"We indicated at the conclusion of the oral hearing that the appeal would be allowed. This was necessary in order that the Patent Office could extend the SPC before it expired. These are my reasons for that decision. They are largely the same (though I fear expressed at much greater length) as those of the Dutch Patent office [noted here on the SPC Blog] which, by its letter of 2nd June, extended the corresponding Dutch SPC".
The SPC Blog welcomes further comment on this very full decision, and may provide some additional comments of its own in due course.

Friday 2 October 2009

Losartan and third party oppositions in the Netherlands

As most seasoned SPC Blog readers will recall, third party Actavis lodged an objection with the Netherlands Patent Office against the decision by the Netherlands Patent Office to grant the extension of the term of the supplementary protection certificate to Dupont (reported here http://thespcblog.blogspot.com/2009/06/losartan-decision-in-netherlands.html).
The Netherlands Patent Office declared the petition inadmissible in view of article 19.2 of Reg. 469/2009 which rules out an opposition procedure against the granting of a certificate.

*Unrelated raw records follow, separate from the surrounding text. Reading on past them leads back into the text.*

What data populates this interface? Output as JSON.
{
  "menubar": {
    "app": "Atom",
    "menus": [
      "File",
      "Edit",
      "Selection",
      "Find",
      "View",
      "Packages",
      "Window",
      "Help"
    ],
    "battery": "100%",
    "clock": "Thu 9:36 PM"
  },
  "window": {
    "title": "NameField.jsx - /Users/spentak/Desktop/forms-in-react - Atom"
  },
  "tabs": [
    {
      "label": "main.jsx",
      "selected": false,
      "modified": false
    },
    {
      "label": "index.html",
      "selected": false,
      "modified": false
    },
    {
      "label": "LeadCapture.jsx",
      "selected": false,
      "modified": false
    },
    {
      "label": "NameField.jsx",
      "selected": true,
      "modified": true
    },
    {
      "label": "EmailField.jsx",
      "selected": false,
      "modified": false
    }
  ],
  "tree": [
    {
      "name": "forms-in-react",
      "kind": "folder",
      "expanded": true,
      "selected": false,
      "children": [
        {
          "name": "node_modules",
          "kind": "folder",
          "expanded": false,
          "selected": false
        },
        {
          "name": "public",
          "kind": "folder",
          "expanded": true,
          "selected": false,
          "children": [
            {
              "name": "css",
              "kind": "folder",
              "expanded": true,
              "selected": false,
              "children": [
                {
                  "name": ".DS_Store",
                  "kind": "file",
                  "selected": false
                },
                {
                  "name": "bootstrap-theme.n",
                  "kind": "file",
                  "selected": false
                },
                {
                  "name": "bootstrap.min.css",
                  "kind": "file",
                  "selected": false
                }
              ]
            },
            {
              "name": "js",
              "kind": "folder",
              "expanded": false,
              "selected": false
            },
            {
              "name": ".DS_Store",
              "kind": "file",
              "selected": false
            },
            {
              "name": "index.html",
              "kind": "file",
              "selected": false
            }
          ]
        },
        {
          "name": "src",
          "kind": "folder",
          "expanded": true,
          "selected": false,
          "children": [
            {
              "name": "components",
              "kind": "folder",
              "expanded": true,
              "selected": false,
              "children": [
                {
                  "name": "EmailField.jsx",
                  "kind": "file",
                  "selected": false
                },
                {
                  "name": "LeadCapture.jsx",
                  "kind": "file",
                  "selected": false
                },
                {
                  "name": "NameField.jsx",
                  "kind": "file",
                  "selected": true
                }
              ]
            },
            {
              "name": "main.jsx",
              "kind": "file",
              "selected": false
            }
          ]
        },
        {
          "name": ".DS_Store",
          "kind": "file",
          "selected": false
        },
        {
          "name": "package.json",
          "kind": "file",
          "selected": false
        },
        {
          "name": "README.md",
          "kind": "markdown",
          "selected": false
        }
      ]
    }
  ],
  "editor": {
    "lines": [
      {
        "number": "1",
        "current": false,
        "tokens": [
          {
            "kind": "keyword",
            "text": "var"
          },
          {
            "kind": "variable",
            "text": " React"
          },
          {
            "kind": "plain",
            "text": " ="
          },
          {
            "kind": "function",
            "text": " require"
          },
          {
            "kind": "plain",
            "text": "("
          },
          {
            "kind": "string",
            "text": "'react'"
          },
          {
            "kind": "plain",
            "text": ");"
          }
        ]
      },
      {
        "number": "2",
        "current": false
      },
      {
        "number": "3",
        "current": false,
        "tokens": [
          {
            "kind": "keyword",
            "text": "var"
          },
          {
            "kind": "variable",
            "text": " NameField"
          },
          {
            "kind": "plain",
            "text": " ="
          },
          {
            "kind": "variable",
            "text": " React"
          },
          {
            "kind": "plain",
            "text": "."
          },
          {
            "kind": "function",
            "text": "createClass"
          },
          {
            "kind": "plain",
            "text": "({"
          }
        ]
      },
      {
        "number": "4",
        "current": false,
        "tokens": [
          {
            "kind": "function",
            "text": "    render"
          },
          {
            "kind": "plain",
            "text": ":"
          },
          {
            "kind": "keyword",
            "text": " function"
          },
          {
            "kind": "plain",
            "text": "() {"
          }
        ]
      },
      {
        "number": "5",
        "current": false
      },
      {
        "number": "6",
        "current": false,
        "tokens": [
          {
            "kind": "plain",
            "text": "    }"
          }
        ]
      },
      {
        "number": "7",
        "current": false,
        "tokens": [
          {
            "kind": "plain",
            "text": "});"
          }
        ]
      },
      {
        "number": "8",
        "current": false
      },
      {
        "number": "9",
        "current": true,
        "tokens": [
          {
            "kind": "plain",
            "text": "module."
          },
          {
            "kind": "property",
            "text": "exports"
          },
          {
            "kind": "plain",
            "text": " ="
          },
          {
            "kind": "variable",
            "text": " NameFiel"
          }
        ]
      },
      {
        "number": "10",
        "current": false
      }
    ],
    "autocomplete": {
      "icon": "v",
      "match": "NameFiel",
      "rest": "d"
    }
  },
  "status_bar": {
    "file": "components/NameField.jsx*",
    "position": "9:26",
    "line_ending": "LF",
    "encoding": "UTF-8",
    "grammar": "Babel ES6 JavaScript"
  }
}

Actavis appealed at the Administrative chamber of the Court of the Hague, arguing in particular that article 19.2 only applies to the granting of certificates, not to the awarding of term extensions.

The Court has rejected this appeal (a copy of the decision is available here): There is nothing in the documentation concerning the Paediatric Regulation to suggest that the legislator found an opposition procedure against the granting of term extensions desirable, but an opposition procedure against the granting of certificates not. Furthermore article 16.2 of Reg. 469/2009 stipulates that any person may submit an application for revocation of the extension of the duration to the body responsible under national law for the revocation of the corresponding basic patent. That body under Dutch patent law is the Court of The Hague, section Civil, department Intellectual Property.

Unlike in the Netherlands, in some countries not only the courts but also the national patent offices have the power under their national patent law to revoke patents. This leads to a bit of a contradiction between article 16.2 and 19.2 (and also 15.2 and 19.2). We invite the Blog readers to comment on how these countries deal with such third party oppositions.

Thursday 1 October 2009

Losartan: now it's Latvia's turn

SPC enthusiast and expert Alice de Pastors has just told the SPC Blog that, in August of this year, the Latvian Patent Office published a notice regarding the issue of paediatric extension for Losartan. Alice also sent us an extract of page 1135 of Latvian Patent Gazette of 20 August 2009, adding: "The August Latvian Patent Gazette is available here". Thanks so much, Alice!

And if you're wondering what might cause hypertension in laid-back Latvia, here's a selection of tasty recipes, some of which are quite likely to clog up those arteries.